Just in case someone wants to use a function instead:

    static void Main(string[] args)
        string[] ar = { "apple", "orange", "banana", "pear", "lemon" };

        int half =  ar.Length / 2;

        //  Console.WriteLine(string.Join(',', Split(ar,0, half)));

        Console.WriteLine(string.Join(',', Split(ar,half, ar.Length)));

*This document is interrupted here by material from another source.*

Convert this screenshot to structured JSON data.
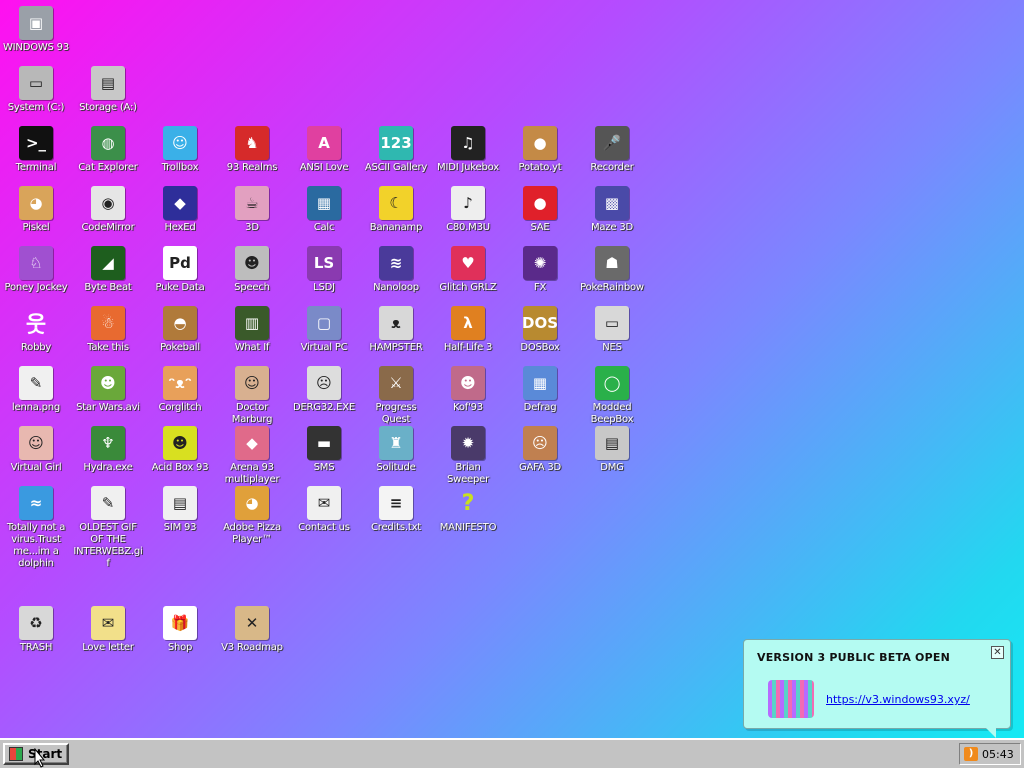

    public static IEnumerable<T> Split<T>(IEnumerable<T> items, int start, int end)
        return items.Skip(start).Take(end);
  • 1
    You've taken the easy to understand Skip and Take operators and replaced them with a not easy to understand SplitArray function that is restricted to working on only arrays (versus IEnumerable<T>) and you've introduced start and end parameters that don't have a clear meaning. Aug 19, 2019 at 0:43
  • Thank you very much for your comment. I actually spent time to test it and it worked with strings and integers and I guess, it would for other types. Now, coming to start and end, I have to disagree that start and end are hard to understand. Basically, you wanna split an array but where do you wanna start this splitting and where you wanna end it. That's why I think it's easy to understand. I appreciate your comment and would like to learn from you if you have any concern or comment on what I've mentioned. :) Aug 20, 2019 at 4:14
  • Updated the function to make it work with IEnumerable<T> instead of only arrays. Aug 21, 2019 at 2:29

Your Answer

By clicking “Post Your Answer”, you agree to our terms of service and acknowledge you have read our privacy policy.

Not the answer you're looking for? Browse other questions tagged or ask your own question.